The Beginning of the End: Freshers' Week as a Final Year Student

Our third-year welcome back lecture wasn’t particularly welcoming.

“It’s normal to cry,” we were told. “It’s normal to not be able to sleep because you’re worried about your essay.”

There were no slogan-shirted second years teaching us rude chants as we boarded a bus from our hall at 8.15pm; no corridor pre-drinks; no £20 costumes that end up smelling like sweat and vodka. Third year, it was insinuated, was a time for work, C.V. building and actually checking those books out of Hallward library instead of having little naps in the silent study area between lectures.

Lectures, of course, you have to go to now, as a third year student. “Sixty percent to get a 2:1!” they reminded us as spectres of 2:2s loomed, unspoken.

The thing is, despite all this, if I was given the chance to go back to first year and do Welcome Week again, I’d refuse it. Here are some of the reasons why you might have enjoyed this first week back in Nottingham more as a final year student than a first year.


As a working-class Welsh person, I was frankly terrified when I saw and heard the other students moving into my halls. They were Southern! They were posh! The girls had long hair and wore leggings and expensive sweaters; the boys dressed the way Radio 1 thinks all teenagers dress. I felt all rubbish and uncool and, maybe in a cliquey freshers’ panic (or maybe because I’m actually quite uncool), the post-gap-year, sporty girls on my corridor didn’t extend the hand of friendship. Close, exclusive groups formed early on. Where you sat in the dining hall was political.

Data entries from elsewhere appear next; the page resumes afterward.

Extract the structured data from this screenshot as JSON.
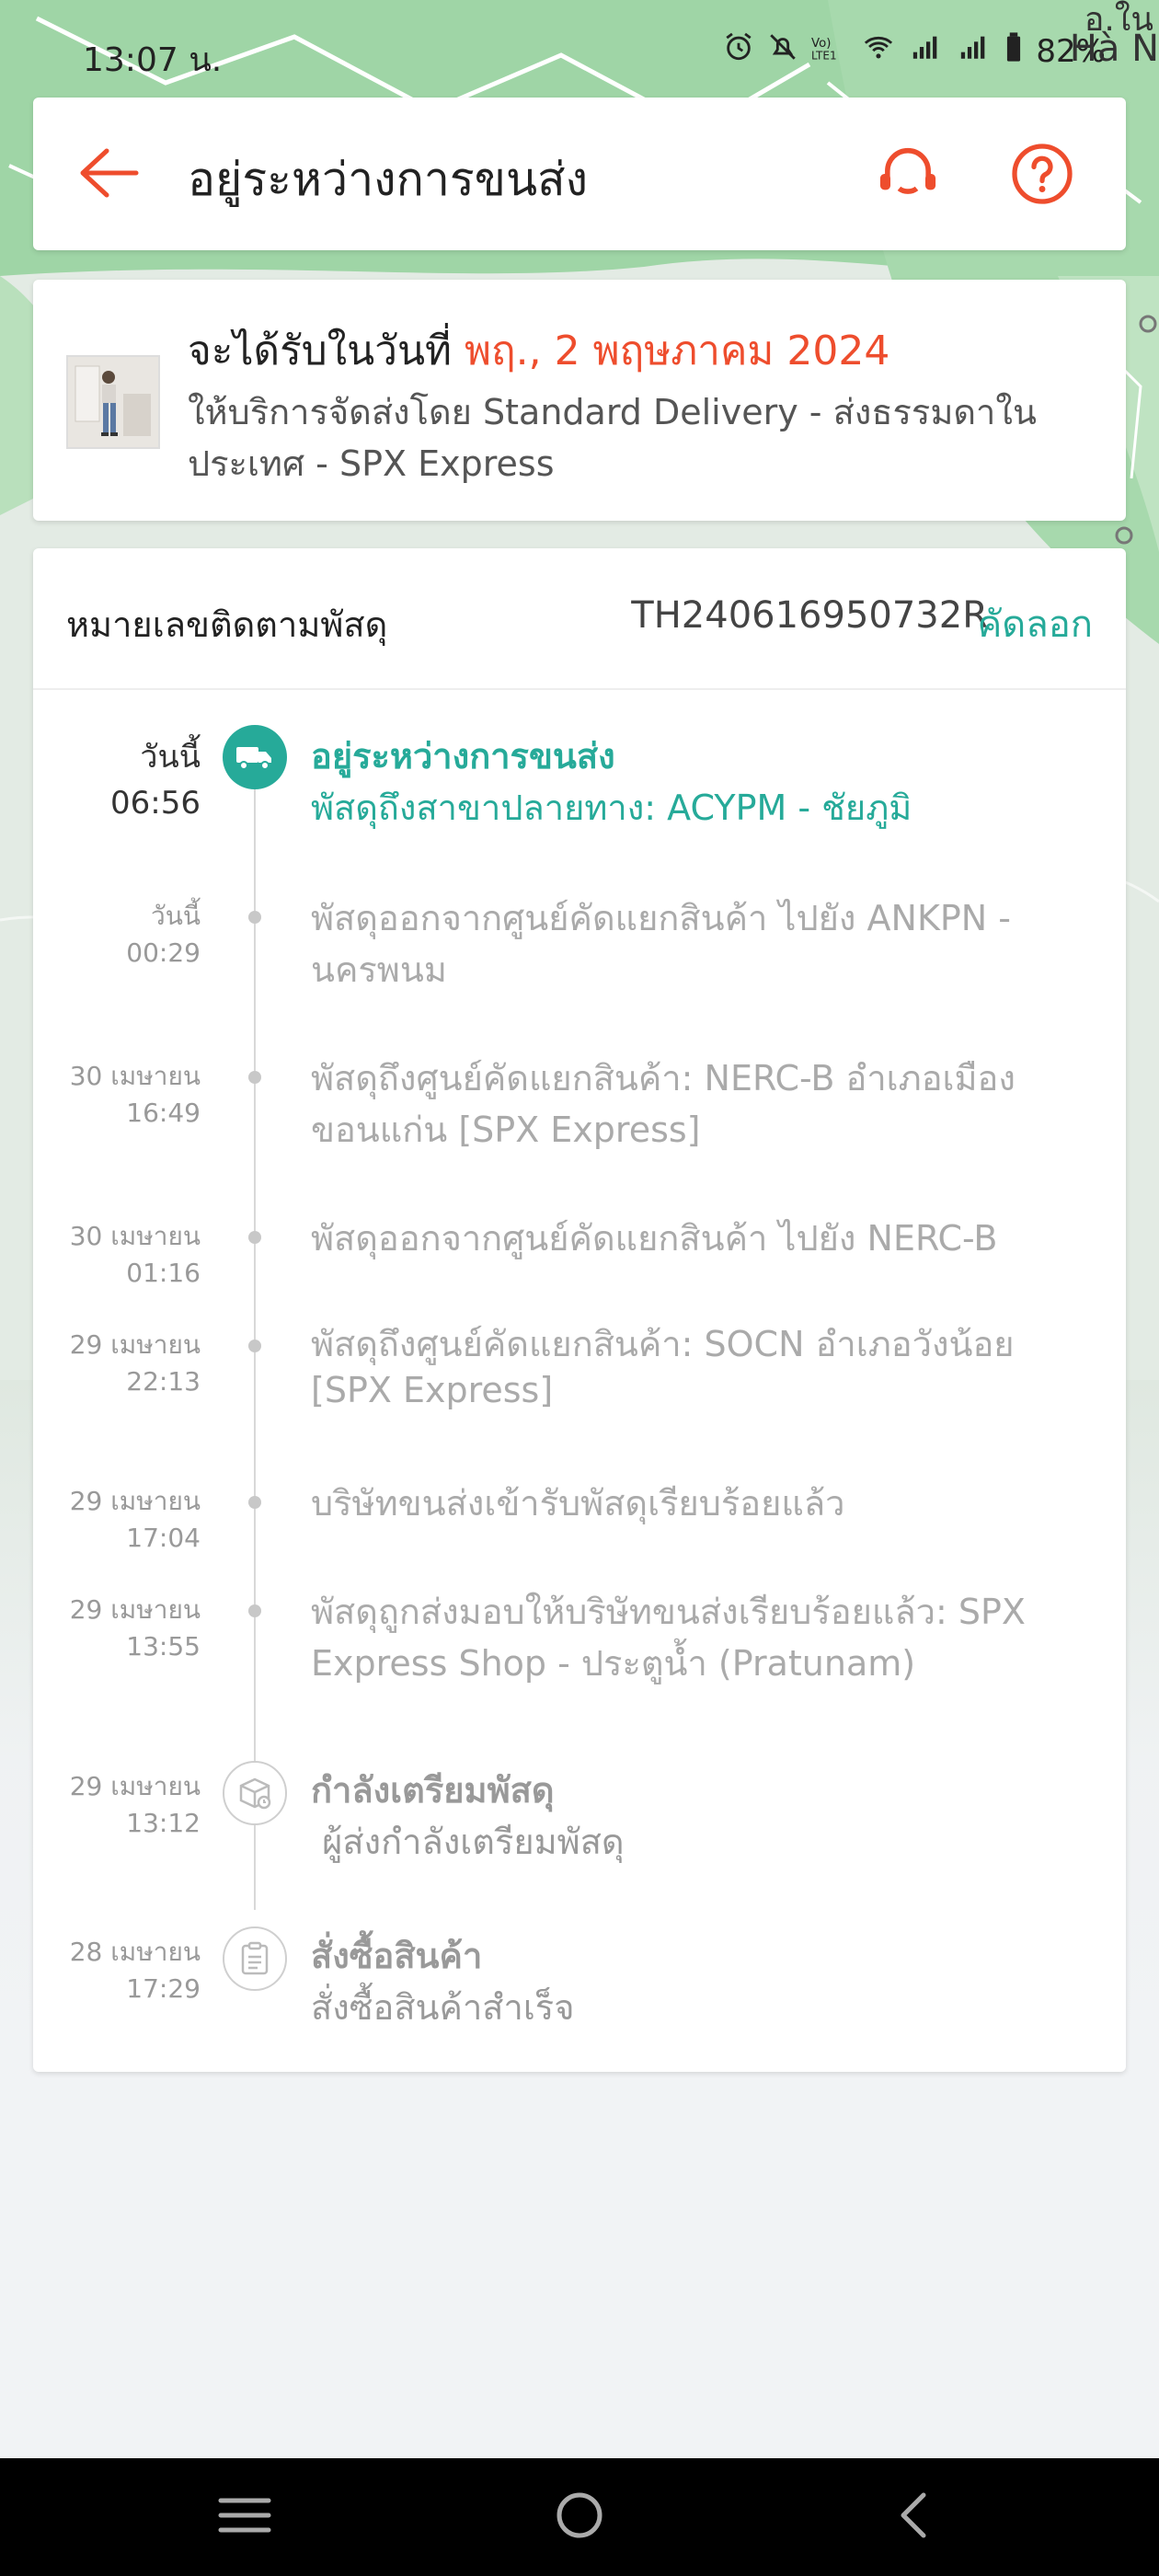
{
  "status_bar": {
    "time": "13:07 น.",
    "battery": "82%",
    "map_city_top": "อ.ใน",
    "map_city": "Hà N"
  },
  "header": {
    "title": "อยู่ระหว่างการขนส่ง"
  },
  "delivery": {
    "eta_prefix": "จะได้รับในวันที่",
    "eta_date": "พฤ., 2 พฤษภาคม 2024",
    "provider": "ให้บริการจัดส่งโดย Standard Delivery - ส่งธรรมดาในประเทศ - SPX Express"
  },
  "tracking": {
    "label": "หมายเลขติดตามพัสดุ",
    "number": "TH240616950732R",
    "copy_label": "คัดลอก",
    "events": [
      {
        "date": "วันนี้",
        "time": "06:56",
        "title": "อยู่ระหว่างการขนส่ง",
        "text": "พัสดุถึงสาขาปลายทาง: ACYPM - ชัยภูมิ"
      },
      {
        "date": "วันนี้",
        "time": "00:29",
        "text": "พัสดุออกจากศูนย์คัดแยกสินค้า ไปยัง ANKPN - นครพนม"
      },
      {
        "date": "30 เมษายน",
        "time": "16:49",
        "text": "พัสดุถึงศูนย์คัดแยกสินค้า: NERC-B อำเภอเมืองขอนแก่น [SPX Express]"
      },
      {
        "date": "30 เมษายน",
        "time": "01:16",
        "text": "พัสดุออกจากศูนย์คัดแยกสินค้า ไปยัง NERC-B"
      },
      {
        "date": "29 เมษายน",
        "time": "22:13",
        "text": "พัสดุถึงศูนย์คัดแยกสินค้า: SOCN อำเภอวังน้อย [SPX Express]"
      },
      {
        "date": "29 เมษายน",
        "time": "17:04",
        "text": "บริษัทขนส่งเข้ารับพัสดุเรียบร้อยแล้ว"
      },
      {
        "date": "29 เมษายน",
        "time": "13:55",
        "text": "พัสดุถูกส่งมอบให้บริษัทขนส่งเรียบร้อยแล้ว: SPX Express Shop - ประตูน้ำ (Pratunam)"
      },
      {
        "date": "29 เมษายน",
        "time": "13:12",
        "title": "กำลังเตรียมพัสดุ",
        "text": " ผู้ส่งกำลังเตรียมพัสดุ"
      },
      {
        "date": "28 เมษายน",
        "time": "17:29",
        "title": "สั่งซื้อสินค้า",
        "text": "สั่งซื้อสินค้าสำเร็จ"
      }
    ]
  },
  "colors": {
    "accent": "#ee4d2d",
    "teal": "#26aa99",
    "muted_text": "#aaaaaa"
  },
  "icons": {
    "back": "arrow-left-icon",
    "support": "headset-icon",
    "help": "question-icon",
    "truck": "truck-icon",
    "package": "package-icon",
    "order": "clipboard-icon"
  }
}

Nowadays, no one can be bothered to be the Regina George of campus. Whenever I do talk to upper-middle-class students that I’d previously have been intimidated by, they seem like alright people. All the residual high school energy that lingered during that first year has disappeared.

2. NO F.O.M.O.

The Fear Of Missing Out is probably the dominant emotion you feel when experiencing Freshers’ Week for the first time. There’s a club night every night, plus pub quizzes, the final event with Example as well as society sign-ups. Then they’re all spread out before you and you just know that the one thing you don’t attend will turn out to be the Best Night Ever for everyone involved.

Third year has been a lot more fun in that respect. As a first year, I spent proper student loan money on a Baywatch t-shirt and went to Rock City on the first night of Freshers’, dancing to ‘Wake Me Up’ by Aviicii in an awkward way with my new acquaintances, and it was the most melancholy thing in the world. Last night, I watched ‘Legend’ at the Savoy, came home and ate a cheese sandwich while wearing a blanket.

It was more fun than literally all of first year put together.


One cool feature of my University Park halls were the tiny dead flies stuck to the shower-room ceiling. Every cubicle had them; the cleaners came in daily to mop and scrub and unblock, but the flies remained. Hall management sent out a feedback form for us a few months into the semester and the ‘PLEASE GET RID OF THE TINY DEAD FLIES’ message must have got through because, to be fair, the number did reduce.

But apart from the flies, there were the breezeblock walls; the tree that blocked any light into my room; the sad tasteless meals and the noise of the boy who lived above me blasting ‘Rather Be’ by Clean Bandit every morning on repeat. Student houses get a bad reputation, and often rightly so – last year it was so cold in my house you could see your breath, and quite often a slug would just come inside like that was an okay thing to do. Despite that, you can choose when to eat, and you get to leave campus behind you every evening, and you’re living with mates (rather than 200 loud Southerners).



In third year, you know what you like. (Ocean! The 36 bus! The baguette bar in Portland!) You’re secure enough to turn down a night out in favour of a sitcom binge on Netflix, and when you do go out, you know the cheapest way to do it and the comfiest shoes to do it in. So it’s okay if you’re a first year and your experience of Freshers Week has been like being stuck in an Edvard Munch painting. It (probably, kind of) gets better.